__Work request__
What follows is a listing. Write it all out exactly.

━━ Exercise data ━━

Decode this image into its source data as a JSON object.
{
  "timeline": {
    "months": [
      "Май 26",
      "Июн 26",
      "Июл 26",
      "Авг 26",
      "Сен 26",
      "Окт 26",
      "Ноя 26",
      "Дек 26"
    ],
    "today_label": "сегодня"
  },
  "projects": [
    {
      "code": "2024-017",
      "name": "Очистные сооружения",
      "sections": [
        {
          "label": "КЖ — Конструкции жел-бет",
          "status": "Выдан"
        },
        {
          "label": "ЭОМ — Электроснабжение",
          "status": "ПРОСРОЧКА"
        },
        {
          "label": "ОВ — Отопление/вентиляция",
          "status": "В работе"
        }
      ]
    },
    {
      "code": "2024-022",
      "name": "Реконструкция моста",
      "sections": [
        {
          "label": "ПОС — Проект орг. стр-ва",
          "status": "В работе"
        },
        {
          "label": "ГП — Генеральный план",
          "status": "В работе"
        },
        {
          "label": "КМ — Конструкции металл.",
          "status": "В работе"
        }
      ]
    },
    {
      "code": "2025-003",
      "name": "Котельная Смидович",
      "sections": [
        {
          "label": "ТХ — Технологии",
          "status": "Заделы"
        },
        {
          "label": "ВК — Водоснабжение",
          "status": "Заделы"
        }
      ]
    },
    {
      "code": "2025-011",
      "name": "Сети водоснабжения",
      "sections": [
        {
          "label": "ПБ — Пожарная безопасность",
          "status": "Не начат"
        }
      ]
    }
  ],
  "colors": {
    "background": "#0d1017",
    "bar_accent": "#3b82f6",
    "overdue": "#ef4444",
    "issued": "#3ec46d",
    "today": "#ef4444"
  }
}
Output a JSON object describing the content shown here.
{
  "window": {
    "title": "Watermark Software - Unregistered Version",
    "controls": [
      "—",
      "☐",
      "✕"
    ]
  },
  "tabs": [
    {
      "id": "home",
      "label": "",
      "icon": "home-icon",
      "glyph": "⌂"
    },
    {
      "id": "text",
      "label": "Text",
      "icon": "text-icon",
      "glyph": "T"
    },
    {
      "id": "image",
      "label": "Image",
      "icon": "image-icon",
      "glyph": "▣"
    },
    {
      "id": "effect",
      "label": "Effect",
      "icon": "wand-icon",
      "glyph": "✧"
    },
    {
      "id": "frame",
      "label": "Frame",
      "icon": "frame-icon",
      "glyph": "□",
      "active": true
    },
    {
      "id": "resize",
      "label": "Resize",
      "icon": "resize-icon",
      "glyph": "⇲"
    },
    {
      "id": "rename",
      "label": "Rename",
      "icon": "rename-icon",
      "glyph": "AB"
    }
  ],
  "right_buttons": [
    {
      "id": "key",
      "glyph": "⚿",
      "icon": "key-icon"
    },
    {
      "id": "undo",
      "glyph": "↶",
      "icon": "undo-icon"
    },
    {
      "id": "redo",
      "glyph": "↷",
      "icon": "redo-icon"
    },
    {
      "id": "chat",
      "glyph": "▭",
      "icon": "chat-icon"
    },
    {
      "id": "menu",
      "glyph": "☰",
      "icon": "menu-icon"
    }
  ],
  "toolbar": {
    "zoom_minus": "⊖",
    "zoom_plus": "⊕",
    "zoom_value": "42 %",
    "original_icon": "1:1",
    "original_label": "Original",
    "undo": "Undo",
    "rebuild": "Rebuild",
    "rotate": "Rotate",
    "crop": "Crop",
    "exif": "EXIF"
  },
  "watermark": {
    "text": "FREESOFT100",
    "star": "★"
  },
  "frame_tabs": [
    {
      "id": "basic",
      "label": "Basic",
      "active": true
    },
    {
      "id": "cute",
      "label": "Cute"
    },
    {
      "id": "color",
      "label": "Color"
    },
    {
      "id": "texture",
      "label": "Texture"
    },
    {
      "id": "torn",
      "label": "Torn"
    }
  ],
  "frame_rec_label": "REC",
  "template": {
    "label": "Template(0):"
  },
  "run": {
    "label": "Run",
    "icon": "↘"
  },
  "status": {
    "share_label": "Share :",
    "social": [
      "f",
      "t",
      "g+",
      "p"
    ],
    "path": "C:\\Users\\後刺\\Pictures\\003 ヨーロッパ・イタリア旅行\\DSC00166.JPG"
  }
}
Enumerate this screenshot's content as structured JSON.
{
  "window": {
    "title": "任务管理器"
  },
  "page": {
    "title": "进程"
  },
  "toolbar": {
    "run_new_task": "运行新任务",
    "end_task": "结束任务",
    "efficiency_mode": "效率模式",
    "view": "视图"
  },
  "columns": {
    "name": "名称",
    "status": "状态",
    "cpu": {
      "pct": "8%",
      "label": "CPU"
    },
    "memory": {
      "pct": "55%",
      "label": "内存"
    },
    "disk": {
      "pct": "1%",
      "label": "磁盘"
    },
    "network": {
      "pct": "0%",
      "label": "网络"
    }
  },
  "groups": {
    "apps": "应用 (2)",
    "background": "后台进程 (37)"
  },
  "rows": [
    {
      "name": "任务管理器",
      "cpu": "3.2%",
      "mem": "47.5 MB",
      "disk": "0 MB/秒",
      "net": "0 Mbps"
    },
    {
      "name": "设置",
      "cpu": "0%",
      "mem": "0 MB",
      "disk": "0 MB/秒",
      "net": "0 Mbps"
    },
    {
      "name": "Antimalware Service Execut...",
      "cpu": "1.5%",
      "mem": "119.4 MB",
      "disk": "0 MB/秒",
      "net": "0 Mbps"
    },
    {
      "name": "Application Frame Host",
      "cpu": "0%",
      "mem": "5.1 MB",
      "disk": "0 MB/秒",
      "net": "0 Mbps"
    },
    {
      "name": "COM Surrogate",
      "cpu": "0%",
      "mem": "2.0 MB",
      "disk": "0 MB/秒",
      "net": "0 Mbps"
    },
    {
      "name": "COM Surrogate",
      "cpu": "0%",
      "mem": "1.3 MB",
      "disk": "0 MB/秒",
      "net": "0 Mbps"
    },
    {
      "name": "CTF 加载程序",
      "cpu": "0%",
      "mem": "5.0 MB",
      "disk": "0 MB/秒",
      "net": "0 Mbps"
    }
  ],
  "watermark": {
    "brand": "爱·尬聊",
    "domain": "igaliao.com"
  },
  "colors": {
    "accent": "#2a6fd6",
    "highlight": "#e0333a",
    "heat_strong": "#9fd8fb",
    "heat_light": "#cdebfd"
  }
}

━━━

__Expected answer__
Decode this image into its source data as a JSON object.
{
  "timeline": {
    "months": [
      "Май 26",
      "Июн 26",
      "Июл 26",
      "Авг 26",
      "Сен 26",
      "Окт 26",
      "Ноя 26",
      "Дек 26"
    ],
    "today_label": "сегодня"
  },
  "projects": [
    {
      "code": "2024-017",
      "name": "Очистные сооружения",
      "sections": [
        {
          "label": "КЖ — Конструкции жел-бет",
          "status": "Выдан"
        },
        {
          "label": "ЭОМ — Электроснабжение",
          "status": "ПРОСРОЧКА"
        },
        {
          "label": "ОВ — Отопление/вентиляция",
          "status": "В работе"
        }
      ]
    },
    {
      "code": "2024-022",
      "name": "Реконструкция моста",
      "sections": [
        {
          "label": "ПОС — Проект орг. стр-ва",
          "status": "В работе"
        },
        {
          "label": "ГП — Генеральный план",
          "status": "В работе"
        },
        {
          "label": "КМ — Конструкции металл.",
          "status": "В работе"
        }
      ]
    },
    {
      "code": "2025-003",
      "name": "Котельная Смидович",
      "sections": [
        {
          "label": "ТХ — Технологии",
          "status": "Заделы"
        },
        {
          "label": "ВК — Водоснабжение",
          "status": "Заделы"
        }
      ]
    },
    {
      "code": "2025-011",
      "name": "Сети водоснабжения",
      "sections": [
        {
          "label": "ПБ — Пожарная безопасность",
          "status": "Не начат"
        }
      ]
    }
  ],
  "colors": {
    "background": "#0d1017",
    "bar_accent": "#3b82f6",
    "overdue": "#ef4444",
    "issued": "#3ec46d",
    "today": "#ef4444"
  }
}
Output a JSON object describing the content shown here.
{
  "window": {
    "title": "Watermark Software - Unregistered Version",
    "controls": [
      "—",
      "☐",
      "✕"
    ]
  },
  "tabs": [
    {
      "id": "home",
      "label": "",
      "icon": "home-icon",
      "glyph": "⌂"
    },
    {
      "id": "text",
      "label": "Text",
      "icon": "text-icon",
      "glyph": "T"
    },
    {
      "id": "image",
      "label": "Image",
      "icon": "image-icon",
      "glyph": "▣"
    },
    {
      "id": "effect",
      "label": "Effect",
      "icon": "wand-icon",
      "glyph": "✧"
    },
    {
      "id": "frame",
      "label": "Frame",
      "icon": "frame-icon",
      "glyph": "□",
      "active": true
    },
    {
      "id": "resize",
      "label": "Resize",
      "icon": "resize-icon",
      "glyph": "⇲"
    },
    {
      "id": "rename",
      "label": "Rename",
      "icon": "rename-icon",
      "glyph": "AB"
    }
  ],
  "right_buttons": [
    {
      "id": "key",
      "glyph": "⚿",
      "icon": "key-icon"
    },
    {
      "id": "undo",
      "glyph": "↶",
      "icon": "undo-icon"
    },
    {
      "id": "redo",
      "glyph": "↷",
      "icon": "redo-icon"
    },
    {
      "id": "chat",
      "glyph": "▭",
      "icon": "chat-icon"
    },
    {
      "id": "menu",
      "glyph": "☰",
      "icon": "menu-icon"
    }
  ],
  "toolbar": {
    "zoom_minus": "⊖",
    "zoom_plus": "⊕",
    "zoom_value": "42 %",
    "original_icon": "1:1",
    "original_label": "Original",
    "undo": "Undo",
    "rebuild": "Rebuild",
    "rotate": "Rotate",
    "crop": "Crop",
    "exif": "EXIF"
  },
  "watermark": {
    "text": "FREESOFT100",
    "star": "★"
  },
  "frame_tabs": [
    {
      "id": "basic",
      "label": "Basic",
      "active": true
    },
    {
      "id": "cute",
      "label": "Cute"
    },
    {
      "id": "color",
      "label": "Color"
    },
    {
      "id": "texture",
      "label": "Texture"
    },
    {
      "id": "torn",
      "label": "Torn"
    }
  ],
  "frame_rec_label": "REC",
  "template": {
    "label": "Template(0):"
  },
  "run": {
    "label": "Run",
    "icon": "↘"
  },
  "status": {
    "share_label": "Share :",
    "social": [
      "f",
      "t",
      "g+",
      "p"
    ],
    "path": "C:\\Users\\後刺\\Pictures\\003 ヨーロッパ・イタリア旅行\\DSC00166.JPG"
  }
}
Enumerate this screenshot's content as structured JSON.
{
  "window": {
    "title": "任务管理器"
  },
  "page": {
    "title": "进程"
  },
  "toolbar": {
    "run_new_task": "运行新任务",
    "end_task": "结束任务",
    "efficiency_mode": "效率模式",
    "view": "视图"
  },
  "columns": {
    "name": "名称",
    "status": "状态",
    "cpu": {
      "pct": "8%",
      "label": "CPU"
    },
    "memory": {
      "pct": "55%",
      "label": "内存"
    },
    "disk": {
      "pct": "1%",
      "label": "磁盘"
    },
    "network": {
      "pct": "0%",
      "label": "网络"
    }
  },
  "groups": {
    "apps": "应用 (2)",
    "background": "后台进程 (37)"
  },
  "rows": [
    {
      "name": "任务管理器",
      "cpu": "3.2%",
      "mem": "47.5 MB",
      "disk": "0 MB/秒",
      "net": "0 Mbps"
    },
    {
      "name": "设置",
      "cpu": "0%",
      "mem": "0 MB",
      "disk": "0 MB/秒",
      "net": "0 Mbps"
    },
    {
      "name": "Antimalware Service Execut...",
      "cpu": "1.5%",
      "mem": "119.4 MB",
      "disk": "0 MB/秒",
      "net": "0 Mbps"
    },
    {
      "name": "Application Frame Host",
      "cpu": "0%",
      "mem": "5.1 MB",
      "disk": "0 MB/秒",
      "net": "0 Mbps"
    },
    {
      "name": "COM Surrogate",
      "cpu": "0%",
      "mem": "2.0 MB",
      "disk": "0 MB/秒",
      "net": "0 Mbps"
    },
    {
      "name": "COM Surrogate",
      "cpu": "0%",
      "mem": "1.3 MB",
      "disk": "0 MB/秒",
      "net": "0 Mbps"
    },
    {
      "name": "CTF 加载程序",
      "cpu": "0%",
      "mem": "5.0 MB",
      "disk": "0 MB/秒",
      "net": "0 Mbps"
    }
  ],
  "watermark": {
    "brand": "爱·尬聊",
    "domain": "igaliao.com"
  },
  "colors": {
    "accent": "#2a6fd6",
    "highlight": "#e0333a",
    "heat_strong": "#9fd8fb",
    "heat_light": "#cdebfd"
  }
}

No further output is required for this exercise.